Blue Jays: The All Time Drafted and Developed Team
First Base: John Olerud
If Pat Borders was the prototype for slowly developing a player, John Olerud would be the exact opposite. In fact, you would be hard-pressed to find a player that had the same path to the majors as Olerud.
Olerud was drafted in 1986 out of high school in Washington, however, elected to go to Washington State University instead. In his first two years of NCAA baseball, Olerud absolutely dominated as both a pitcher and first baseman. In his second season in Washington, Olerud hit .464 with 23 home runs, while pitching to a record of 15-0 and a 2.49 ERA. He was named Baseball America College Player of the Year and an All-American at both positions he played.
In January 1989, Olerud suffered two major life-changing scares when he first was diagnosed with a subarachnoid hemorrhage, and then later in the month he was found to have a brain aneurysm which led to surgery.

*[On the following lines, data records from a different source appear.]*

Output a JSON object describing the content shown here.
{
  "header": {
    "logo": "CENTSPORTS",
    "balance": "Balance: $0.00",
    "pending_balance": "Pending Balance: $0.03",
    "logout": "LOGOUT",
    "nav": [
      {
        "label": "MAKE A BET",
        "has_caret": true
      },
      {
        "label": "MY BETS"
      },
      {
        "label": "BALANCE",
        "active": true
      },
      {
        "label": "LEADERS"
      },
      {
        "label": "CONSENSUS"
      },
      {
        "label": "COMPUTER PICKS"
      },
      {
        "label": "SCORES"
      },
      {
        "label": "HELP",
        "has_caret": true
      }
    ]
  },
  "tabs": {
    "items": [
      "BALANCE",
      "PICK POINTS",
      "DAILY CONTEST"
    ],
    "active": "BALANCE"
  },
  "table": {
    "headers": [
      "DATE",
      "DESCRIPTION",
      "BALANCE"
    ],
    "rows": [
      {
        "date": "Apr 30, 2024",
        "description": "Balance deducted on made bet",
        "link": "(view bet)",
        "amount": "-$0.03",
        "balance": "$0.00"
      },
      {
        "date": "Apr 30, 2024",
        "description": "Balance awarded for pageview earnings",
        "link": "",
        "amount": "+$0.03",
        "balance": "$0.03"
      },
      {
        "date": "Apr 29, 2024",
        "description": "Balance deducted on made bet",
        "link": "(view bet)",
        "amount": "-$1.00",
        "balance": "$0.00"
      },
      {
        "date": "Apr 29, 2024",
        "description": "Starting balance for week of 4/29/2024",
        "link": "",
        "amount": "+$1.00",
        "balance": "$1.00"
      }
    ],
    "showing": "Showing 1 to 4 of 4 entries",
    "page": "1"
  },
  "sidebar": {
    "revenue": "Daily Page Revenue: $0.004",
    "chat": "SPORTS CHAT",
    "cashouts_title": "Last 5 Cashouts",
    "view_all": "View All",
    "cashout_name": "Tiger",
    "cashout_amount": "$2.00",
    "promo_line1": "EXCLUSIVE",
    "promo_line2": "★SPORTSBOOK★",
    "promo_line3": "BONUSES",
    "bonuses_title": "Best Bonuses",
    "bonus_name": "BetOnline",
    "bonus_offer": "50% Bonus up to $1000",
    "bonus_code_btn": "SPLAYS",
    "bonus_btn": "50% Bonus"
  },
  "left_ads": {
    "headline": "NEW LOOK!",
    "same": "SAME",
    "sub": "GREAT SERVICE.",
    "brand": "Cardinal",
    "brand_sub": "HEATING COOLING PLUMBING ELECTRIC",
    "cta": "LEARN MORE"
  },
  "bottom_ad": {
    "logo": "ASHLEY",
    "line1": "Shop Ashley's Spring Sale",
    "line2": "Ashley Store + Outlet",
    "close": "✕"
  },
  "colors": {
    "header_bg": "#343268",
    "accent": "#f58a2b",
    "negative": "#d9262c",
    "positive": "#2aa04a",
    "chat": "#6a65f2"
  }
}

When Olerud returned to baseball in April he would wear a helmet on the field for the rest of his playing days.
In the June draft that year, Olerud made it known that a team would have to offer a large bonus for him to forgo his final season at Washington State. The Blue Jays drafted him in the third round and negotiated into August where he finally signed and by September 3rd that year he was stepping into the batter’s box against Major League Pitching without appearing in the minor leagues. Olerud went 3-8 in limited playing time, but was ineligible for the playoffs that year against the Oakland Athletics due to his late start.
In 1990, Olerud became an everyday player, but primarily at DH as 90 of his 108 games were in that position. The team felt comfortable enough going forward with Olerud as the everyday first basemen and it helped the team make their blockbuster trade, which meant moving out Fred McGriff and Tony Fernandez for Roberto Alomar and Joe Carter.
Olerud would play eight seasons in Toronto, he won the AL Batting title in 1993 with a .363 AVG as well as leading the league in doubles with 54. That season Olerud flirted with batting .400 and was still at the mark into early August.
Toronto and Olerud would part ways before the 1997 season when they traded him to the New York Mets for Robert Person. Olerud currently holds the fourth-best career batting average (.293) as a Toronto Blue Jay and is ninth in doubles.
Honorable Mention: Adam Lind and Rowdy Tellez